Google Pay also allows its 150 million users to redeem offers (through an “Explore” tab) in-app, via tap — and the discounts and promotions are automatically applied whether the transaction occurs in-store or online (the offers come directly from merchants or through aggregators). With the integration of Google Lens, Google Pay users can scan product barcodes or QR codes straight from Google Pay and make purchases. The integration with Gmail makes it possible for receipts and bill payments to become part of the transaction and spend management functionality.
Google has taken a “privacy-forward” design approach to Google Pay, and says it won’t sell data to third parties or share transaction history with the rest of Google for ad targeting. The personalization setting is off by default, but users can turn it on to try for three months, and then turn it off if they don’t like it. Keeping the setting turned on fine-tunes the offers presented to users.
Google Pay is also voice-activated, with capabilities available at a variety of connected endpoints and information that is synched across them.
Raising The Bar
The public showing of the redesigned Google Pay is less than a week old, but already there are important insights into how it could reshape the commerce landscape and the players operating within it.
The Google Pay ecosystem creates an incentive for third parties to compete for the consumer’s time and attention by making their products and services innovative and unique — and for Google Pay to make it easy for new players to become an integrated part of their ecosystem and to add value for its users.

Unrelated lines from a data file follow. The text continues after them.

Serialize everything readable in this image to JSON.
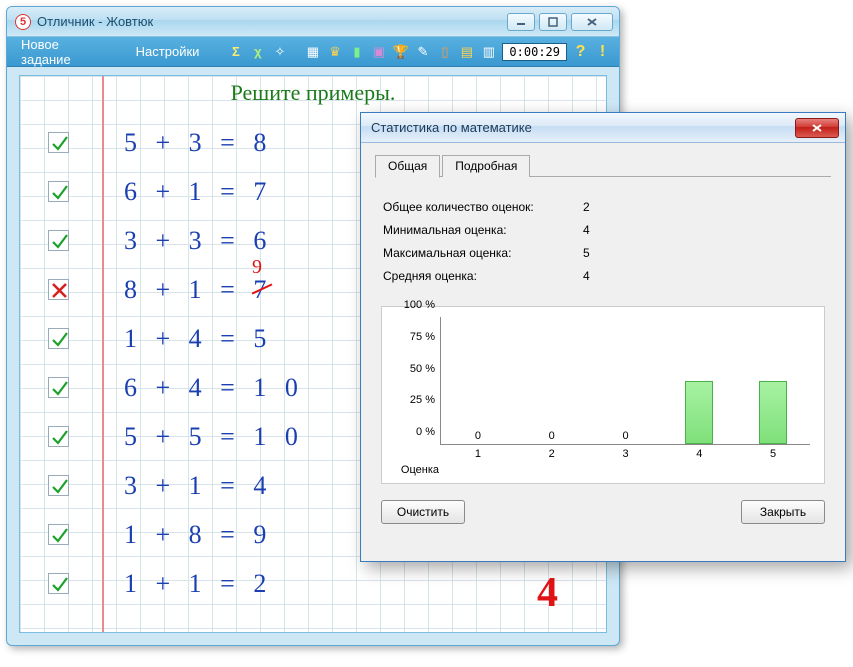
{
  "window": {
    "title": "Отличник - Жовтюк",
    "icon_char": "5"
  },
  "menu": {
    "new_task": "Новое задание",
    "settings": "Настройки"
  },
  "timer": "0:00:29",
  "worksheet": {
    "title": "Решите примеры.",
    "grade": "4",
    "problems": [
      {
        "text": "5 + 3 = 8",
        "correct": true
      },
      {
        "text": "6 + 1 = 7",
        "correct": true
      },
      {
        "text": "3 + 3 = 6",
        "correct": true
      },
      {
        "text": "8 + 1 = 7",
        "correct": false,
        "correction": "9"
      },
      {
        "text": "1 + 4 = 5",
        "correct": true
      },
      {
        "text": "6 + 4 = 1 0",
        "correct": true
      },
      {
        "text": "5 + 5 = 1 0",
        "correct": true
      },
      {
        "text": "3 + 1 = 4",
        "correct": true
      },
      {
        "text": "1 + 8 = 9",
        "correct": true
      },
      {
        "text": "1 + 1 = 2",
        "correct": true
      }
    ]
  },
  "dialog": {
    "title": "Статистика по математике",
    "tabs": {
      "general": "Общая",
      "detailed": "Подробная"
    },
    "stats": {
      "total_label": "Общее количество оценок:",
      "total_value": "2",
      "min_label": "Минимальная оценка:",
      "min_value": "4",
      "max_label": "Максимальная оценка:",
      "max_value": "5",
      "avg_label": "Средняя оценка:",
      "avg_value": "4"
    },
    "buttons": {
      "clear": "Очистить",
      "close": "Закрыть"
    }
  },
  "chart_data": {
    "type": "bar",
    "categories": [
      "1",
      "2",
      "3",
      "4",
      "5"
    ],
    "values": [
      0,
      0,
      0,
      50,
      50
    ],
    "xlabel": "Оценка",
    "ylabel": "",
    "y_ticks": [
      "0 %",
      "25 %",
      "50 %",
      "75 %",
      "100 %"
    ],
    "ylim": [
      0,
      100
    ]
  }
}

Banks who become part of Plex will create products that support their customers’ payments, banking, money management and credit needs, in hopes that they will be compelling enough to become their primary bank. With Plex, Google Pay can offer consumers banking services without being a bank, and without asking consumers to trust Google as their bank. With Plex, participating banks can also tailor new banking services for businesses and merchants given their visibility into transaction and payments flows — building on what they do best, and offering consumers and businesses new ways to get and consume those services. Smaller FIs will have an opportunity to find new customers in new and different ways. Existing financial institutions will up their own games to compete.
With that competition will come innovation — and consumers and businesses will both benefit.
Merchants that become more integrated with Google Pay will be motivated to create offers and promotions tailored to the opt-in preferences of Google Pay users, potentially reducing their cost of customer acquisition and increasing their odds of making a sale. This universe of merchants also includes Shopify merchants, which are now part of Google’s Shopping platform and have access to a new set of customers who opt-in to certain preferences. Any merchant found via a Google search has a shot at becoming part of a bigger, commerce-first ecosystem — and attracting the new customer eyeballs and the spend that brings.
Google Pay is available on iPhones and Android devices. In the past, iPhone users might not have thought much about downloading the Google Pay app, given that it wasn’t all that useful within the Apple ecosystem. But with its status as a commerce super app, with QR code functionality that can also be used to check out in the physical store, iPhone users (37 percent of whom use Chrome as their browser, in a sign of Google loyalty) could become a lot more interested.
Less than a week in, it’s way too soon to tell whether Google Pay is super enough to take off as a super app.
But it certainly sets the bar for everyone else — including Apple, whose single-use app, inside an ecosystem it keeps closed oh-so-tightly, seems so yesterday.